▶ _WHAT IS EXPECTED_
Every line below that holds the word "Sales" must be listed.

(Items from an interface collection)
++++++++++
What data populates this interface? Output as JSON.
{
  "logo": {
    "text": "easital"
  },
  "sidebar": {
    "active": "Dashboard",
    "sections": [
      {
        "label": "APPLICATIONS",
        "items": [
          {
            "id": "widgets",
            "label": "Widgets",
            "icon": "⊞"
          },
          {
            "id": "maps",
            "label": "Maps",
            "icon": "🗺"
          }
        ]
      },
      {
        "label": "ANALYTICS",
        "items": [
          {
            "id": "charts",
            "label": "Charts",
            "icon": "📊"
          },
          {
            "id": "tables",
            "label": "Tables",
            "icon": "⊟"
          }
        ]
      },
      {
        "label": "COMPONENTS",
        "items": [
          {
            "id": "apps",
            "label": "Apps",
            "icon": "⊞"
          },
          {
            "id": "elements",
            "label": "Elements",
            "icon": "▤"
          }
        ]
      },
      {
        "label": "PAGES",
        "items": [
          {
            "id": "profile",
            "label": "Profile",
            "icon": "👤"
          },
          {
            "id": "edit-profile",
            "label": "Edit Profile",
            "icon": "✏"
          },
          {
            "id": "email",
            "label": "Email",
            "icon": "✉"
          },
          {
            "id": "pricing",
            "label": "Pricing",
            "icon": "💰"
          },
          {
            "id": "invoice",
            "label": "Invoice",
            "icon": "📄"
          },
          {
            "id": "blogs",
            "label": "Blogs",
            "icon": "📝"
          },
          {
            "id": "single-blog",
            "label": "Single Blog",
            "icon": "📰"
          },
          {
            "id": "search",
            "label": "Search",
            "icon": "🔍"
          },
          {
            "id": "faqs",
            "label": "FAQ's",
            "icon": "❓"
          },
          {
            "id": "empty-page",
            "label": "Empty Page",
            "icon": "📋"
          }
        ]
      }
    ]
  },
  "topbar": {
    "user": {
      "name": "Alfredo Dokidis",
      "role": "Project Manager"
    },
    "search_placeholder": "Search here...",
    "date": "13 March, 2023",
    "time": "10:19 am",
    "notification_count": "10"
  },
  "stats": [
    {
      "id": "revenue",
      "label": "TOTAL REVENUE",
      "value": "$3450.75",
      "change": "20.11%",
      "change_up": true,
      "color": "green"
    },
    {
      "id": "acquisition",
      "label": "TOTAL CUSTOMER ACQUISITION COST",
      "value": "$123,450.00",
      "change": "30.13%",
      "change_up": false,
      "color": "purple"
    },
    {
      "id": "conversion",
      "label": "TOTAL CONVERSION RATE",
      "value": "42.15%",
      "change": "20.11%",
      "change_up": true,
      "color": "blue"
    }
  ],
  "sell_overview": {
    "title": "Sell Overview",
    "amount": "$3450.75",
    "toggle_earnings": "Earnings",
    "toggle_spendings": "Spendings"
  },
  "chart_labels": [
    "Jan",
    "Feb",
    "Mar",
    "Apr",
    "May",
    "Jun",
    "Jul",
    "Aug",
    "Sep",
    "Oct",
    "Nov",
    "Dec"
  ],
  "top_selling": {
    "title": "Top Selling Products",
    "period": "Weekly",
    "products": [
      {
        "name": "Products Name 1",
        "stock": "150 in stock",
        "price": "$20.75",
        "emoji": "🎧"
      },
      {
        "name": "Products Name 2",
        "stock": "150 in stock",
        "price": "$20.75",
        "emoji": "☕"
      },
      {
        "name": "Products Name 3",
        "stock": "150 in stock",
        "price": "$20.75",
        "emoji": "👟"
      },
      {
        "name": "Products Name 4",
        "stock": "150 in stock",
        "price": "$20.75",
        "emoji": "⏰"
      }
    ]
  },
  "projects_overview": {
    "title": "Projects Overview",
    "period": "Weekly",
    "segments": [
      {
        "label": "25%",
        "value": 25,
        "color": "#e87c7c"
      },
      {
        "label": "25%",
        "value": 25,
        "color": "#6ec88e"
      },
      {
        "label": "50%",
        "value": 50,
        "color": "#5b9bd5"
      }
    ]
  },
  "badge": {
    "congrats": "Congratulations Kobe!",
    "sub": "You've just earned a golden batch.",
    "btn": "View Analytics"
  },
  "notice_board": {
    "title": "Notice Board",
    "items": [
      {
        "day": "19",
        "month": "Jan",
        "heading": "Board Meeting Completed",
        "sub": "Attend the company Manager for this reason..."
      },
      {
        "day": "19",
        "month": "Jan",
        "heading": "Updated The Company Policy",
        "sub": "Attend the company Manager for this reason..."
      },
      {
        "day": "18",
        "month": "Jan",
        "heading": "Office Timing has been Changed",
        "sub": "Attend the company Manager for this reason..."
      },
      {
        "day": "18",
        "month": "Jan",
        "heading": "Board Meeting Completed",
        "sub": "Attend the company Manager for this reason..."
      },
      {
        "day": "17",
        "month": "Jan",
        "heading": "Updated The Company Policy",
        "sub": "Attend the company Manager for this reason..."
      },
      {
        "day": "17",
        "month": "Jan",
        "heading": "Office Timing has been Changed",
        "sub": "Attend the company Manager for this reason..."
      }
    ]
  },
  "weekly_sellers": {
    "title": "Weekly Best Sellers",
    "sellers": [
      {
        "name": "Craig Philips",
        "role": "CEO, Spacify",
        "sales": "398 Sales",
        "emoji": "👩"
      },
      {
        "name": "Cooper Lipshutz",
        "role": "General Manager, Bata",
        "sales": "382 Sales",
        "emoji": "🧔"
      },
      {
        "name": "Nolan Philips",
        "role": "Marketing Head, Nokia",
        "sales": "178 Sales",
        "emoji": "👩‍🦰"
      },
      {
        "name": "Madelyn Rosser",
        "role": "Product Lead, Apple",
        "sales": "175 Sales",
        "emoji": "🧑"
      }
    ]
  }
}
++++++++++
▶ _SOLUTION FOR THIS PROBLEM_
        "sales": "398 Sales",
        "sales": "382 Sales",
        "sales": "178 Sales",
        "sales": "175 Sales",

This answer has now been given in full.